Facebook icon
Twitter icon
e-mail icon

‘Every night now, I am afraid’

Sri Lankan authorities were rounding up hundreds of ethnic minority Tamils in the capital of Colombo, forcing them onto buses to destinations unknown.
They were allowed to return two days later , after an international uproar , but many Tamils are afraid the expulsions could mark the beginning of a new wave of persecution, and that the next knock on the door might be even more dangerous.
"I'm scared about what will happen," said the woman, Sanmugam Rasamma, who came back to Colombo after her expulsion. "I'm scared it could happen again."
For two decades, the Tamil Tigers , a highly secretive, well-armed group labeled a terrorist organization by the U.S. and many European governments , have fought to carve out a separate homeland for the country's 3.1 million Tamils, citing decades of discrimination.
As violence has ratcheted up over the past two years, the harassment of Tamils has increased as well.
Sometimes it's petty harassment. Sometimes it's worse.
There are now far more roadside checkpoints, and Tamils usually take far longer to clear them. Tamils say they have a harder time finding work or gaining entry at universities. After rebel attacks, random Tamils , particularly the poorer ones, are often rounded up and interrogated.
There are plenty of Tamils who do not suffer harassment , a handful of cabinet posts, for instance, are held by Tamils, and there are wealthy Tamil businessmen.

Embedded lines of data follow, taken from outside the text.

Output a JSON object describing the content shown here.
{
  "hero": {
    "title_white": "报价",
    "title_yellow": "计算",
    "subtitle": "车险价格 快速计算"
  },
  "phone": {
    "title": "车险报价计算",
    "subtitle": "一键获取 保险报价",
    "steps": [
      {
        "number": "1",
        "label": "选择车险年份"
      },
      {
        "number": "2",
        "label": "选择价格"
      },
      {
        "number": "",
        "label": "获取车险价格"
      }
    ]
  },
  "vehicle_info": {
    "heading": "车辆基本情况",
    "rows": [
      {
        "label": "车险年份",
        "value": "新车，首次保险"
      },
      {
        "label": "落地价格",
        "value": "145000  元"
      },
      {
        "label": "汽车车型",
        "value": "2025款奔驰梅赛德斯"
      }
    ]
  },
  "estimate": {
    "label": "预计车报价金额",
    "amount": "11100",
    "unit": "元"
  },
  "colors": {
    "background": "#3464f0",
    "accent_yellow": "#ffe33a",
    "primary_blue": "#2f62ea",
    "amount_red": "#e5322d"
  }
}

But stories about anti-Tamil discrimination are a constant in the minority community.
A retired literature professor recalled passing through a checkpoint without a problem when he was wearing pants and a shirt, but being stopped for hours when he went by wearing the flowing, white traditional Tamil cloak, called a vetti.
"It was a nasty experience," said the professor, who asked not to be identified, fearing retribution. "These things happen quite often in Colombo."
The reason for this: "There is a general suspicion that Tamils are potential terrorists," said Paikiasothy Saravanamuttu, executive director of Center for Policy Alternatives, a Colombo-based think tank.
On June 6, authorities raided Tamil guest houses in Colombo, saying they were teeming with rebel activity and the move was a security precaution amid violence that has claimed more than 5,000 lives in the past 19 months.
The government has not said if any of the 376 people rounded up were suspected in any attacks. Rights groups called the roundups arbitrary.
The next day, after an outraged international response, the Supreme Court ordered police to stop the expulsions.
Authorities bused 186 of the expelled back to Colombo. The others chose to return to their hometowns, police said.
Thousands of Tamils have left their homes in the north and east , areas that have been wracked by bloodshed for most of the past year as government troops and Tigers battle , and come to Colombo with hopes of securing foreign visas and leaving the island.
They often stay in cheap guest houses run by Tamil families while waiting for their paperwork, a process that can take months, if it happens at all.
Now, despite the apologies for the expulsions, many fear what could happen next.
"We were taken from the lodge so the manager and others knew what happened, but if you're caught alone, no one would know what was happening," said a young man who asked not to be identified for fear of retribution.
"I'll sleep afraid tonight," he said. "Every night now, I'm afraid."
The police often came to the hotel in the early morning to check the registry, particularly after Tiger attacks, said S. Yathavan, the hotel owner's son.
But this time was different.
"They said, 'Pack your bags, we have to send you back to your own place,'" said Yathavan.
Rasamma, who said she was 65 but appeared older, knelt before the four policemen at her bedroom door, touching their feet to ask for mercy, she said.
But they did not listen.
"We were not told where we were being taken," she said.
Twelve hours later, the bus stopped at Vavuniya, the last government-held garrison town south of the LTTE-held areas. Other buses went to Trincomalee and Batticaloa in the restive east.
The group of roughly 30 Tamils were taken to a school yard, where they were given sleeping mats, Rasamma said. Human rights groups came the next day to take down names, and that evening they got back on buses to Colombo , scared, tired, but safe.
"We didn't do anything wrong," said Rasamma, who is hoping to join a son in Canada, and is more determined than ever to leave Sri Lanka.
"Until then, I hope nothing bad happens again," she said.

We need your support

Sri Lanka is one of the most dangerous places in the world to be a journalist. Tamil journalists are particularly at threat, with at least 41 media workers known to have been killed by the Sri Lankan state or its paramilitaries during and after the armed conflict.

Despite the risks, our team on the ground remain committed to providing detailed and accurate reporting of developments in the Tamil homeland, across the island and around the world, as well as providing expert analysis and insight from the Tamil point of view

We need your support in keeping our journalism going. Support our work today.

For more ways to donate visit https://donate.tamilguardian.com.